The Diagnosis of Primary Endocardial Fibroelastosis
A comparison has been made of the clinical features of a group of autopsy-proved cases of endocardial fibroelastosis and a clinically diagnosed group with similar findings. It has been possible to make a diagnosis of endocardial fibroelastosis before death in all cases showing a characteristic clinical and electrocardiographic pattern. The characteristic features are (a) appearance of congestive heart failure; (b) absence of organic heart murmurs; (c) onset of signs or symptoms in the first 8 months of life (85 per cent) and rarely after 1½ years; (d) a period of observation under therapy during which is ruled out the conditions that simulate endocardial fibroelastosis, such as an anomalous coronary artery arising from the pulmonary artery, glycogen-storage disease, coronary artery necrosis, or myocarditis; (e) an abnormal increase in voltage of R in V6, S in V1, or both together; (f) a flat or inverted T wave in V6 (85 per cent have a T wave 1 mm. or deeper); (g) a Q wave in V6 (present in 60 per cent).
All the cases proved at autopsy that fulfilled these criteria during life were correctly diagnosed before death. Approximately 85 per cent of the total group were thus recognized. Fifteen per cent were not identified because electrocardiographic tracings showed an atypical right loading pattern. An occasional case with right loading may be suspected by history of a previous sibling with endocardial fibroelastosis.
Since the differential diagnosis between endocardial fibroelastosis and acute myocarditis has been considered difficult in the past, a group of infants and children with myocarditis were reviewed. The majority were proved at autopsy. Such children were also correctly diagnosed during life in most instances. The patients who were diagnosed clinically as having endocardial fibroelastosis and who survived had electrocardiographic patterns that were similar to those in the autopsy-proved group and unlike those in the myocarditis group. The chief differences were in voltages of R and S waves in precordial leads V6 or V1, T waves in V6, and Q waves in V6.

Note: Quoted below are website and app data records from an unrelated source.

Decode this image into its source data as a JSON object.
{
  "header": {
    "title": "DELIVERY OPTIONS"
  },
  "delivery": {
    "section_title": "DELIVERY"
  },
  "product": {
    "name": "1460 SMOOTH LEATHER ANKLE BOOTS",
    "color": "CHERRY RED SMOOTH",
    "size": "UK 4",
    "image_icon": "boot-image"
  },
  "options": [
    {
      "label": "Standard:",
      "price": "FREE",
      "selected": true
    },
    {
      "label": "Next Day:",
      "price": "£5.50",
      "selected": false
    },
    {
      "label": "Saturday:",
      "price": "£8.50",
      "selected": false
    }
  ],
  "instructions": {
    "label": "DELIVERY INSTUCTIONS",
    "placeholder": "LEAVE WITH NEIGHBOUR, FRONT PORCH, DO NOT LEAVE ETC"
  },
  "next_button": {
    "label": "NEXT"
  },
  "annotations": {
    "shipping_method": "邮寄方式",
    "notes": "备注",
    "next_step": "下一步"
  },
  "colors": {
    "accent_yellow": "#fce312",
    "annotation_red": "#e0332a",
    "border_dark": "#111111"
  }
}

Cases of endocardial fibroelastosis associated with mitral or aortic valvular disease usually had a similar age of onset or a little earlier. The electrocardiographic pattern was similar. The presence of an aortic or mitral systolic murmur made it difficult to be certain about the underlying pathology. The left loading pattern, however, with increased voltage in the pertinent precordial leads accompanied by a flat or inverted T wave in V6 in a baby with a large heart or with congestive heart failure, provides suggestive evidence of endocardial fibroelastosis.
The contracted type of endocardial fibroelastosis reported by Edwards is a relatively rare finding. When it does occur, it may or may not be associated with a right loading pattern in the electrocardiogram. The right loading pattern in endocardial fibroelastosis is more likely to be due to heart failure with pulmonary congestion and overloading of the right ventricle, which in an infant may then overshadow the left. This pattern may revert to the more characteristic one of left loading after digitalization has been completed.
The mumps antigen skin test is proving to be a useful diagnostic tool, since it is found to be positive in primary endocardial fibroelastosis in the first 2 years of life. In our experience this occurs without a positive serum antibody reaction to mumps virus. Normal children, or those with congenital heart disease in the same age group, rarely have a positive skin reaction unless they have a recent history of mumps. Further work is needed to clarify this relationship, but on the evidence to date its diagnostic value in primary endocardial fibroelastosis shows considerable promise.
- © 1964 American Heart Association, Inc.